To say that ' we are surprised', would be an understatement. To support this perverse finding, the Appellate Court went on to record the findings regarding the Caveat and the statement of the appellant recorded in those proceedings (?). We are fully convinced that this was nothing, but a towering fraud played upon an illiterate and helpless widow, whose whole inherited property was tried to be grabbed by Daya Ram and/or the respondents herein.
11. Very unfortunately, all this has escaped the notice of the High Court, who passed a very casual judgment without being bothered about these glaring facts. We are of the firm opinion that a whole suit No. 253 of 1985, decree passed thereupon on 26.3.1985 and the subsequent Caveat proceedings were nothing but a systematic fraud. There cannot be a better example of a fraudulent decree. We are anguished to see the attitude of the Court, who passed the decree on the basis of a plaint and a Written Statement, which were filed on the same day. We are also surprised at the observations made by the Appellate Court that such circumstance could not, by itself, prove the fraudulent nature of the decree.
12. A fraud puts an end to everything. It is a settled position in law that such decree is nothing, but a nullity. It has come in the evidence that when the respondents herein started disturbing the possession of the appellant and also started bragging about a decree having been obtained by them, the appellant chose to file a suit. In that view, her suit filed in 1990 would be absolutely within time. The casual observation made by the High Court that her suit would be barred by limitation, is also wholly incorrect.

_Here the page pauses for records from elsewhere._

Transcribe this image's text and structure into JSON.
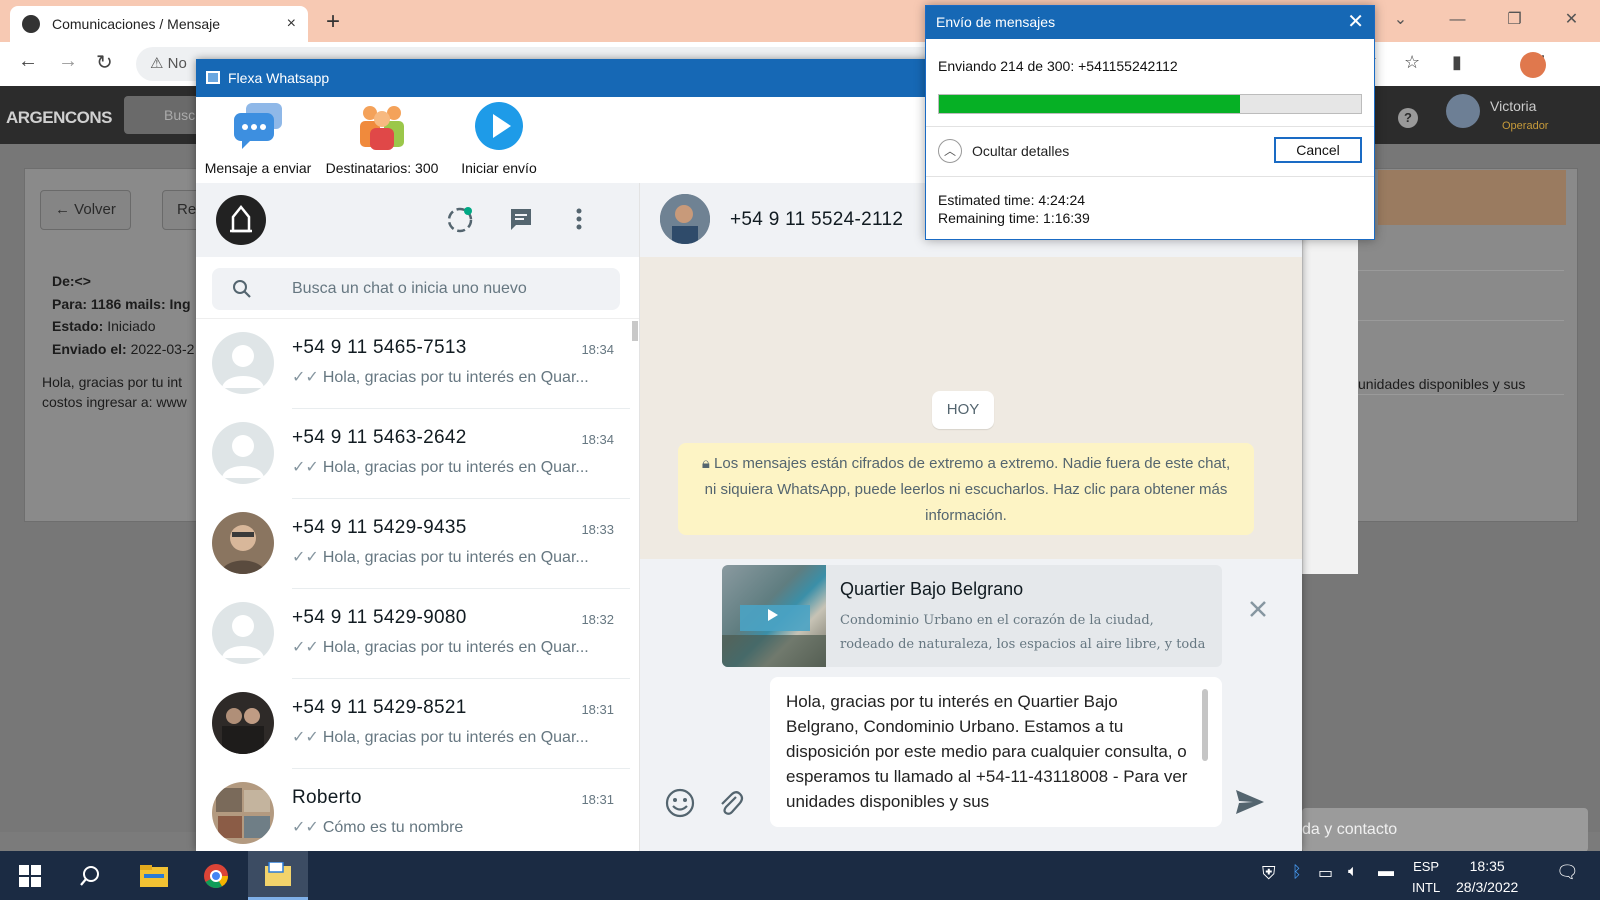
{
  "browser": {
    "tab_title": "Comunicaciones / Mensaje",
    "tab_close": "×",
    "new_tab": "+",
    "address_text": "No"
  },
  "webapp": {
    "brand": "ARGENCONS",
    "search_placeholder": "Busc",
    "user_name": "Victoria",
    "user_role": "Operador",
    "back_button": "Volver",
    "second_button": "Re",
    "from_label": "De:<>",
    "to_label": "Para: 1186 mails: Ing",
    "state_label": "Estado:",
    "state_value": "Iniciado",
    "sent_label": "Enviado el:",
    "sent_value": "2022-03-2",
    "body_text": "Hola, gracias por tu int costos ingresar a: www",
    "right_text": "unidades disponibles y sus",
    "bottom_input": "da y contacto"
  },
  "flexa": {
    "title": "Flexa Whatsapp",
    "toolbar": {
      "message_label": "Mensaje a enviar",
      "recipients_label": "Destinatarios: 300",
      "start_label": "Iniciar envío"
    }
  },
  "whatsapp": {
    "search_placeholder": "Busca un chat o inicia uno nuevo",
    "chats": [
      {
        "name": "+54 9 11 5465-7513",
        "time": "18:34",
        "preview": "Hola, gracias por tu interés en Quar..."
      },
      {
        "name": "+54 9 11 5463-2642",
        "time": "18:34",
        "preview": "Hola, gracias por tu interés en Quar..."
      },
      {
        "name": "+54 9 11 5429-9435",
        "time": "18:33",
        "preview": "Hola, gracias por tu interés en Quar..."
      },
      {
        "name": "+54 9 11 5429-9080",
        "time": "18:32",
        "preview": "Hola, gracias por tu interés en Quar..."
      },
      {
        "name": "+54 9 11 5429-8521",
        "time": "18:31",
        "preview": "Hola, gracias por tu interés en Quar..."
      },
      {
        "name": "Roberto",
        "time": "18:31",
        "preview": "Cómo es tu nombre"
      }
    ],
    "contact_name": "+54 9 11 5524-2112",
    "today_badge": "HOY",
    "encryption_notice": "Los mensajes están cifrados de extremo a extremo. Nadie fuera de este chat, ni siquiera WhatsApp, puede leerlos ni escucharlos. Haz clic para obtener más información.",
    "link_preview": {
      "title": "Quartier Bajo Belgrano",
      "description": "Condominio Urbano en el corazón de la ciudad, rodeado de naturaleza, los espacios al aire libre, y toda"
    },
    "message_text": "Hola, gracias por tu interés en Quartier Bajo Belgrano, Condominio Urbano. Estamos a tu disposición por este medio para cualquier consulta, o esperamos tu llamado al +54-11-43118008  - Para ver unidades disponibles y sus"
  },
  "dialog": {
    "title": "Envío de mensajes",
    "status": "Enviando 214 de 300: +541155242112",
    "progress": 0.713,
    "details_toggle": "Ocultar detalles",
    "cancel_label": "Cancel",
    "estimated_time": "Estimated time: 4:24:24",
    "remaining_time": "Remaining time: 1:16:39"
  },
  "taskbar": {
    "lang_top": "ESP",
    "lang_bottom": "INTL",
    "time": "18:35",
    "date": "28/3/2022"
  },
  "colors": {
    "accent_blue": "#1668b5",
    "progress_green": "#06b025",
    "encrypt_bg": "#fdf4c5",
    "taskbar": "#1b2b43"
  }
}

13. On the basis of the conclusions that we have reached above, we proceed to set aside the judgment of the High Court, as well as of the Appellate Court and restore the judgment of the Trial Court. The appeal is allowed with the costs estimated at Rs. 25,000/-.